- [Problem statement]:
Return the listing in full and exactly, but without a single picture.

- [Dataset]:
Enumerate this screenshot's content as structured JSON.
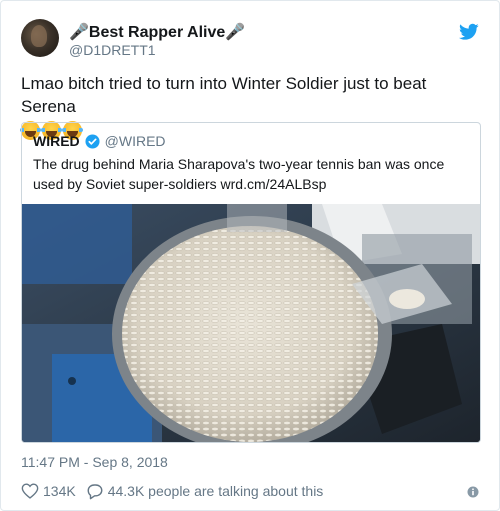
{
  "author": {
    "display_name_prefix": "🎤",
    "display_name": "Best Rapper Alive",
    "display_name_suffix": "🎤",
    "handle": "@D1DRETT1"
  },
  "tweet": {
    "text": "Lmao bitch tried to turn into Winter Soldier just to beat Serena",
    "emoji": [
      "face-with-tears-of-joy",
      "face-with-tears-of-joy",
      "face-with-tears-of-joy"
    ]
  },
  "quoted": {
    "name": "WIRED",
    "handle": "@WIRED",
    "text": "The drug behind Maria Sharapova's two-year tennis ban was once used by Soviet super-soldiers wrd.cm/24ALBsp",
    "image_subject": "bowl of white pills on production machine"
  },
  "footer": {
    "timestamp": "11:47 PM - Sep 8, 2018",
    "likes": "134K",
    "replies_text": "44.3K people are talking about this"
  },
  "icons": {
    "brand": "twitter-bird-icon",
    "verified": "verified-badge-icon",
    "like": "heart-icon",
    "reply": "speech-bubble-icon",
    "info": "info-icon"
  },
  "colors": {
    "brand_blue": "#1da1f2",
    "text_primary": "#14171a",
    "text_secondary": "#657786",
    "border": "#e1e8ed"
  }
}
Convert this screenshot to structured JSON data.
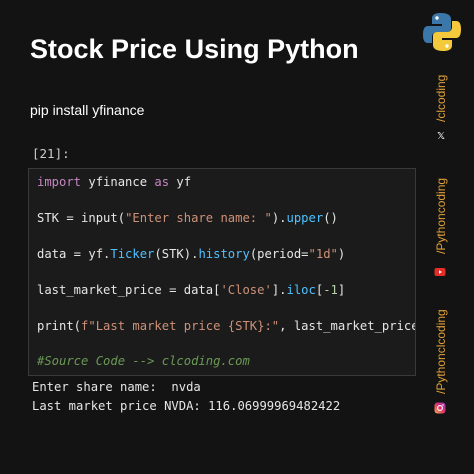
{
  "header": {
    "title": "Stock Price Using Python"
  },
  "install_text": "pip install yfinance",
  "cell_label": "[21]:",
  "code": {
    "l1_kw": "import",
    "l1_a": " yfinance ",
    "l1_as": "as",
    "l1_b": " yf",
    "l2_a": "STK = input(",
    "l2_str": "\"Enter share name: \"",
    "l2_b": ").",
    "l2_fn": "upper",
    "l2_c": "()",
    "l3_a": "data = yf.",
    "l3_fn1": "Ticker",
    "l3_b": "(STK).",
    "l3_fn2": "history",
    "l3_c": "(period=",
    "l3_str": "\"1d\"",
    "l3_d": ")",
    "l4_a": "last_market_price = data[",
    "l4_str": "'Close'",
    "l4_b": "].",
    "l4_fn": "iloc",
    "l4_c": "[",
    "l4_num": "-1",
    "l4_d": "]",
    "l5_a": "print(",
    "l5_str": "f\"Last market price {STK}:\"",
    "l5_b": ", last_market_price)",
    "l6_cm": "#Source Code --> clcoding.com"
  },
  "output": {
    "line1": "Enter share name:  nvda",
    "line2": "Last market price NVDA: 116.06999969482422"
  },
  "rail": {
    "handle_x": "/clcoding",
    "handle_youtube": "/Pythoncoding",
    "handle_instagram": "/Pythonclcoding",
    "x_icon_glyph": "𝕏"
  },
  "colors": {
    "background": "#131313",
    "accent": "#e0a13a",
    "keyword": "#c586c0",
    "function": "#4fc1ff",
    "string": "#ce9178",
    "comment": "#6a9955"
  },
  "icons": [
    "python-logo-icon",
    "x-icon",
    "youtube-icon",
    "instagram-icon"
  ]
}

- [Reply to the exercise]:
Enumerate this screenshot's content as structured JSON.
{
  "author": {
    "display_name_prefix": "🎤",
    "display_name": "Best Rapper Alive",
    "display_name_suffix": "🎤",
    "handle": "@D1DRETT1"
  },
  "tweet": {
    "text": "Lmao bitch tried to turn into Winter Soldier just to beat Serena",
    "emoji": [
      "face-with-tears-of-joy",
      "face-with-tears-of-joy",
      "face-with-tears-of-joy"
    ]
  },
  "quoted": {
    "name": "WIRED",
    "handle": "@WIRED",
    "text": "The drug behind Maria Sharapova's two-year tennis ban was once used by Soviet super-soldiers wrd.cm/24ALBsp",
    "image_subject": "bowl of white pills on production machine"
  },
  "footer": {
    "timestamp": "11:47 PM - Sep 8, 2018",
    "likes": "134K",
    "replies_text": "44.3K people are talking about this"
  },
  "icons": {
    "brand": "twitter-bird-icon",
    "verified": "verified-badge-icon",
    "like": "heart-icon",
    "reply": "speech-bubble-icon",
    "info": "info-icon"
  },
  "colors": {
    "brand_blue": "#1da1f2",
    "text_primary": "#14171a",
    "text_secondary": "#657786",
    "border": "#e1e8ed"
  }
}
Convert this screenshot to structured JSON data.
{
  "header": {
    "title": "Stock Price Using Python"
  },
  "install_text": "pip install yfinance",
  "cell_label": "[21]:",
  "code": {
    "l1_kw": "import",
    "l1_a": " yfinance ",
    "l1_as": "as",
    "l1_b": " yf",
    "l2_a": "STK = input(",
    "l2_str": "\"Enter share name: \"",
    "l2_b": ").",
    "l2_fn": "upper",
    "l2_c": "()",
    "l3_a": "data = yf.",
    "l3_fn1": "Ticker",
    "l3_b": "(STK).",
    "l3_fn2": "history",
    "l3_c": "(period=",
    "l3_str": "\"1d\"",
    "l3_d": ")",
    "l4_a": "last_market_price = data[",
    "l4_str": "'Close'",
    "l4_b": "].",
    "l4_fn": "iloc",
    "l4_c": "[",
    "l4_num": "-1",
    "l4_d": "]",
    "l5_a": "print(",
    "l5_str": "f\"Last market price {STK}:\"",
    "l5_b": ", last_market_price)",
    "l6_cm": "#Source Code --> clcoding.com"
  },
  "output": {
    "line1": "Enter share name:  nvda",
    "line2": "Last market price NVDA: 116.06999969482422"
  },
  "rail": {
    "handle_x": "/clcoding",
    "handle_youtube": "/Pythoncoding",
    "handle_instagram": "/Pythonclcoding",
    "x_icon_glyph": "𝕏"
  },
  "colors": {
    "background": "#131313",
    "accent": "#e0a13a",
    "keyword": "#c586c0",
    "function": "#4fc1ff",
    "string": "#ce9178",
    "comment": "#6a9955"
  },
  "icons": [
    "python-logo-icon",
    "x-icon",
    "youtube-icon",
    "instagram-icon"
  ]
}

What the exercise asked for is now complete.